Chinese police rescued 1,130 abducted foreign women in the second half of last year in coordinated operations with five Southeast Asian countries, the Ministry of Public Security said Friday.
Police arrested 1,322 suspects, including 262 foreigners, for allegedly luring and kidnapping women after promising jobs or marriages, the ministry said, in what appears to be the largest such operation to date.
"In recent years, some lawless locals and foreigners have conspired to abduct women from neighboring countries and sell them as wives in China," public security spokesman Guo Lin said at a news conference in Beijing. "It's a serious violation of these women's rights and interests."
Demand for foreign brides in China has mounted in recent years. It's fueled by Beijing's one-child policy, which skewed China's gender balance for decades before the government changed it three years ago. Many men in the Chinese countryside struggle to find wives, especially if they lack a car, house, or well-paying job.
Marriage agents that match couples are legal and accepted practice in China, and transnational marriages have become increasingly common. However, Chinese law bans marriage agencies from introducing foreign brides to deter trafficking.
Along China's porous southeastern borders, smugglers lure women by pretending to be attractive men on social media and flirting with them, or by promising well-paid jobs in hotels or restaurants, as in one case The Associated Press reported last year. When they cross the border, smugglers often drug the women, take money, phones and identifying documents, and drive them farther into China.
Trafficked women end up isolated in rural villages, most unable to speak with anyone around them due to language barriers. Disoriented and cut off from family back home, they struggle to get help.
China signed a memorandum with Myanmar, Vietnam, Cambodia, Laos and Thailand in 2004 to cooperate on anti-trafficking efforts across Southeast Asia. The recent crackdown from July to December of last year involved police from the six countries. Most of the cases involved Vietnamese and Cambodian women.
The joint raids are an encouraging sign that trafficking is being taken more seriously, says Mimi Vu, director of advocacy at Pacific Links, a group that helps trafficked Vietnamese women.
"Cooperation is a lynchpin of the success of police raids," Vu said. "It's key... that the Chinese police weren't going in blindly, they had information on the missing victims and where they could be found."
China has established eight liaison offices that coordinate with police in neighboring Myanmar, Vietnam and Laos to combat trafficking and return abducted women to their home countries, according to Chen Shiqu, a deputy director at the Ministry of Public Security. Chen also said China has stepped up border patrols and inspections to catch smugglers.
Advocacy groups outside China say Chinese police are responsive to trafficking cases once they're notified. However, enforcement can be spotty, with reports of officers failing to take action because of language barriers or concern over getting buyers and agents into trouble.
Advocates say another challenge is Beijing's harsh restrictions on independent activists and organizations, choking off a potential avenue of support for trafficked women. Unlike many other trafficking destinations, women in China have few options to get help other than the police, especially those who choose to stay in China because they gave birth to children there.
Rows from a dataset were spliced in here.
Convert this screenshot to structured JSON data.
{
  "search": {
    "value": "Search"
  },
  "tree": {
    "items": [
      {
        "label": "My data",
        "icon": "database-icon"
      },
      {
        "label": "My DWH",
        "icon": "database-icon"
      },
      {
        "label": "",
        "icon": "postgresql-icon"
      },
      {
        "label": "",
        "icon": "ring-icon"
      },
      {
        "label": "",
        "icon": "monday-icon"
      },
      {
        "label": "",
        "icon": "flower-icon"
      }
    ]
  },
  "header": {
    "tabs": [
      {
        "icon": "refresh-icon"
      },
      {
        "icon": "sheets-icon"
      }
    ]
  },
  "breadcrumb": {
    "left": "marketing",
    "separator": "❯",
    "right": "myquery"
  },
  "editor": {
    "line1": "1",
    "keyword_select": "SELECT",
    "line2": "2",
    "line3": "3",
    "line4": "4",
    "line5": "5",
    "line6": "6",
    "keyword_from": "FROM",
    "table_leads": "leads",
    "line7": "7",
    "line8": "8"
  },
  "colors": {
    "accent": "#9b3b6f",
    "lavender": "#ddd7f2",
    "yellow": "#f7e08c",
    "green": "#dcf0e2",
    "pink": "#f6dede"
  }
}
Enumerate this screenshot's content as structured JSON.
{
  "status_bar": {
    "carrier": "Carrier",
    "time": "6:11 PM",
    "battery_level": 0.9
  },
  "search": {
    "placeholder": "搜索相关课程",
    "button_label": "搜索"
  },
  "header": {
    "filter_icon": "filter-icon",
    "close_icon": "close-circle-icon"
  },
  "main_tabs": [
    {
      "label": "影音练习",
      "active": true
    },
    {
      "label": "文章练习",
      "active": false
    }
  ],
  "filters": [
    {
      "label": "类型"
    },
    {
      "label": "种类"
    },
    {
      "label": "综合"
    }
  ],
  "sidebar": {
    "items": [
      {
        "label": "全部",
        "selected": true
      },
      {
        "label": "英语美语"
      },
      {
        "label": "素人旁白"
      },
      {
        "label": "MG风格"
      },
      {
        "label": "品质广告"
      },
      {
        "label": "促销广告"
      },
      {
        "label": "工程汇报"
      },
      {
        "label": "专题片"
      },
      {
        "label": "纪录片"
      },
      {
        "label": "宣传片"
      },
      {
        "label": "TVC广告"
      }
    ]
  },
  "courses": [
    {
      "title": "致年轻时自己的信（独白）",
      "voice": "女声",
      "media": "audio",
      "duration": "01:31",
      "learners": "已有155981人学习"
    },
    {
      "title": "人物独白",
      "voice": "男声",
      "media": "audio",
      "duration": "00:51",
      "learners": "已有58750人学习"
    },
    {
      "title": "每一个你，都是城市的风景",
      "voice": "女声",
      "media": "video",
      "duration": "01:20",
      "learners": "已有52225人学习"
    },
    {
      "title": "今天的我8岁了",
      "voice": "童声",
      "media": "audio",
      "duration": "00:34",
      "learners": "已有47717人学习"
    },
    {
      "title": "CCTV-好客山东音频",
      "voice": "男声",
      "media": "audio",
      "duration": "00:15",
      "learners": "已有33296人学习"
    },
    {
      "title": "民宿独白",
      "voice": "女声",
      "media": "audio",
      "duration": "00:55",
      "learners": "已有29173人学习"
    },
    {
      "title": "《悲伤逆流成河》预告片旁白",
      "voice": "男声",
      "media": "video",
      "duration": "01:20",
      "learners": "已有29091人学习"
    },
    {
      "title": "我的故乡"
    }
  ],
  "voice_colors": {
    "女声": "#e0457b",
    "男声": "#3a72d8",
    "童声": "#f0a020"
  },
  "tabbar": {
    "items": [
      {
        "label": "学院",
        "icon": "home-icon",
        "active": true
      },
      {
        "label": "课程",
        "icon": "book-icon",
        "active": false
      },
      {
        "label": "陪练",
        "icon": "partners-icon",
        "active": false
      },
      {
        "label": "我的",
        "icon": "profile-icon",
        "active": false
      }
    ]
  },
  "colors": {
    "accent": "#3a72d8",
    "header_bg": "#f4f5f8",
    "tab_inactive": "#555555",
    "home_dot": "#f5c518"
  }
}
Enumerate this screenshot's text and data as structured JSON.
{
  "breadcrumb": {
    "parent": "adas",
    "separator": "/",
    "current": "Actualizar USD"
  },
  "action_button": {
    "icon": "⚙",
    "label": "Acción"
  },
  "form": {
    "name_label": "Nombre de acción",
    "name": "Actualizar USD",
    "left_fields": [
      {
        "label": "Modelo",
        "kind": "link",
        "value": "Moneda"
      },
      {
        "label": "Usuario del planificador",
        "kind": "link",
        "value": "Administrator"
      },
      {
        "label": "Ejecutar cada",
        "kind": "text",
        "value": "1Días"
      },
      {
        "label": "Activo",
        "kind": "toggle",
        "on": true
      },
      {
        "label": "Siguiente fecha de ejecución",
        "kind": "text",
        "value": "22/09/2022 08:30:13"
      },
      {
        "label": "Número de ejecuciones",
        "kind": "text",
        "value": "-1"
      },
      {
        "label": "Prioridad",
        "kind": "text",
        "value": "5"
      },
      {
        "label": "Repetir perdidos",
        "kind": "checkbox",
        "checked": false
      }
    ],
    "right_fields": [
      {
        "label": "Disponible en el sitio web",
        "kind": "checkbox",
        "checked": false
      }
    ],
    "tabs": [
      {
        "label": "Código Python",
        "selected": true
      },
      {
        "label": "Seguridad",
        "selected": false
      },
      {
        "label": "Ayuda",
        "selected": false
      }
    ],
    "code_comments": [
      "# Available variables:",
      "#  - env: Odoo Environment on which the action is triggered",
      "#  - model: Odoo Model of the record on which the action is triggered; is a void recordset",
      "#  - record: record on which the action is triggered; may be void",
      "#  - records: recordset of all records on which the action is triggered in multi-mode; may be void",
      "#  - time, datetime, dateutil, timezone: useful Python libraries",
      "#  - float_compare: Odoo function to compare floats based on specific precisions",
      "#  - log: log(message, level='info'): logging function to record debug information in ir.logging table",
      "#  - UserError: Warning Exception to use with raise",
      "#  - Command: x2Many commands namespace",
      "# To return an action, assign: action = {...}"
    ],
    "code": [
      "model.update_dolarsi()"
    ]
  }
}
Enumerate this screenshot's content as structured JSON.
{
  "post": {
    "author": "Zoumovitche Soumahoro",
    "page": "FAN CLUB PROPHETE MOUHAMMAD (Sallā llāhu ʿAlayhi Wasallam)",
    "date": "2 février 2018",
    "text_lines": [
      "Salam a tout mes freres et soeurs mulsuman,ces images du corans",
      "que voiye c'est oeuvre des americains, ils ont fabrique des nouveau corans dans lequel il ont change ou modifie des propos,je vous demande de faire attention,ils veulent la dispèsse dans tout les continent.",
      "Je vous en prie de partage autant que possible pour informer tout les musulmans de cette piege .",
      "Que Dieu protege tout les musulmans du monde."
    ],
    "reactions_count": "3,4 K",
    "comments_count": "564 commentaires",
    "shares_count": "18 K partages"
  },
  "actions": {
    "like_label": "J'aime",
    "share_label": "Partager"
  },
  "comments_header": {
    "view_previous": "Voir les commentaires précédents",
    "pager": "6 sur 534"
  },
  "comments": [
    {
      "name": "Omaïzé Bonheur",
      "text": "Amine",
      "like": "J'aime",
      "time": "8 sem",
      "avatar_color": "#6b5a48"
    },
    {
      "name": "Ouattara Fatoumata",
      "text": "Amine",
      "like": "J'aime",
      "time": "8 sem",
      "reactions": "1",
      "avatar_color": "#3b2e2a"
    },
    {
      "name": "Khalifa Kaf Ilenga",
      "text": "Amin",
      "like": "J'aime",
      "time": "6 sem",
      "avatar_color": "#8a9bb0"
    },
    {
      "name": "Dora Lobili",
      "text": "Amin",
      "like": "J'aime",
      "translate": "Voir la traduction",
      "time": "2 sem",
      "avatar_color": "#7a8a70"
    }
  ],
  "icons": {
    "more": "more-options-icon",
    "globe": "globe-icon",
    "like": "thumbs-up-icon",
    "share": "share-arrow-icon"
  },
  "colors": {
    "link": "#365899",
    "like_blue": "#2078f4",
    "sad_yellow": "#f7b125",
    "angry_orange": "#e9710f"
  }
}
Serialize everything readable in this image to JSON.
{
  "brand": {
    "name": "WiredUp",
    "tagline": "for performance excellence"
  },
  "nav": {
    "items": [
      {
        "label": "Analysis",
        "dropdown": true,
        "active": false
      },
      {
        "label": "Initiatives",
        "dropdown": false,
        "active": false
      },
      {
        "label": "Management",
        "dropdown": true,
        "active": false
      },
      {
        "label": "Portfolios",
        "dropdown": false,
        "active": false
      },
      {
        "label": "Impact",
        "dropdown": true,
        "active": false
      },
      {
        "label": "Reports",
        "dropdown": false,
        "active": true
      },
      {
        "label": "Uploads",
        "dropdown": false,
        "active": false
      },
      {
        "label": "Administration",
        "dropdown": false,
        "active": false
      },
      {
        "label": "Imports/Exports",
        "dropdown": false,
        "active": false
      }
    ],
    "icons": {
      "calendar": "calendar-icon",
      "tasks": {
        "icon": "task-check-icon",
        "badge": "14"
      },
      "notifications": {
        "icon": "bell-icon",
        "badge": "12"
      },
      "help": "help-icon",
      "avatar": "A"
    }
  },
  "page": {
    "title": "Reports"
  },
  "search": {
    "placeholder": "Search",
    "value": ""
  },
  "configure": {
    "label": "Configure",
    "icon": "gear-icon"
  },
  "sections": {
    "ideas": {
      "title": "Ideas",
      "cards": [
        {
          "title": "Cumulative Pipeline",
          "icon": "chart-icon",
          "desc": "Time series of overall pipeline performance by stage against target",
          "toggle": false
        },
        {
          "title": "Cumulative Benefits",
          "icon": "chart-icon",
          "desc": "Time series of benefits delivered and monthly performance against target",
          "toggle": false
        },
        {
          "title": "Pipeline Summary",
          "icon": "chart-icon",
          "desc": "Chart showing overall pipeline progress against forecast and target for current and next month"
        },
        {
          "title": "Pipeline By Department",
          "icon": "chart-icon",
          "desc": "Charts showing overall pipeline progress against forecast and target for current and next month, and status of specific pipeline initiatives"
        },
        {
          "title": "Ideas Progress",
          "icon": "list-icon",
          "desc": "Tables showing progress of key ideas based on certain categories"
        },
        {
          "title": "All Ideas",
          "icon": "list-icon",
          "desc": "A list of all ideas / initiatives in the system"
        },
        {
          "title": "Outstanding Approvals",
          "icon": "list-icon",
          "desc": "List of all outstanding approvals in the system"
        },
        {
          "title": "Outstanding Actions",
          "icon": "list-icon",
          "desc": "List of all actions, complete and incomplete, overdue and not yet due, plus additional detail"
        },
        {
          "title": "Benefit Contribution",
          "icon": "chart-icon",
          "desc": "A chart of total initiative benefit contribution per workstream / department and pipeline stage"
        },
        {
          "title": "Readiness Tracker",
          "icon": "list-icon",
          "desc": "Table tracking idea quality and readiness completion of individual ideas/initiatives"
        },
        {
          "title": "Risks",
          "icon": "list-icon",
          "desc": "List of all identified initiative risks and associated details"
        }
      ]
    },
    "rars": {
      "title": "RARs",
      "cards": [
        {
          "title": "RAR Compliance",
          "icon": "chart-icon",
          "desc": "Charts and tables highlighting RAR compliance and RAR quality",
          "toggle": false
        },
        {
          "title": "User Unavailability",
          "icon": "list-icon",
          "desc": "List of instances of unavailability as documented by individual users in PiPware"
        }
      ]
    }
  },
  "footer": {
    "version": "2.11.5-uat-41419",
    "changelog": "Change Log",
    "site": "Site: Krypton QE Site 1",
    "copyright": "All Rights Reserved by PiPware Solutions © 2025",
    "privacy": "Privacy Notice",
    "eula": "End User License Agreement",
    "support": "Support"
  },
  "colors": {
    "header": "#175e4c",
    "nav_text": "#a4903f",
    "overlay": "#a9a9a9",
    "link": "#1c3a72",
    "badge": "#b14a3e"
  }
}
Some women escape their captors through networks of underground activists who operate in secret to avoid notice from Chinese authorities.
Vu says broader changes are needed to stem trafficking, such as greater public awareness, more social services and openness to working with advocacy groups both to provide more support for victims and to reduce demand for brides.
"Law enforcement plays a part in it, but it's not just about finding victims," Vu said. "If there was less demand, we wouldn't have this trade."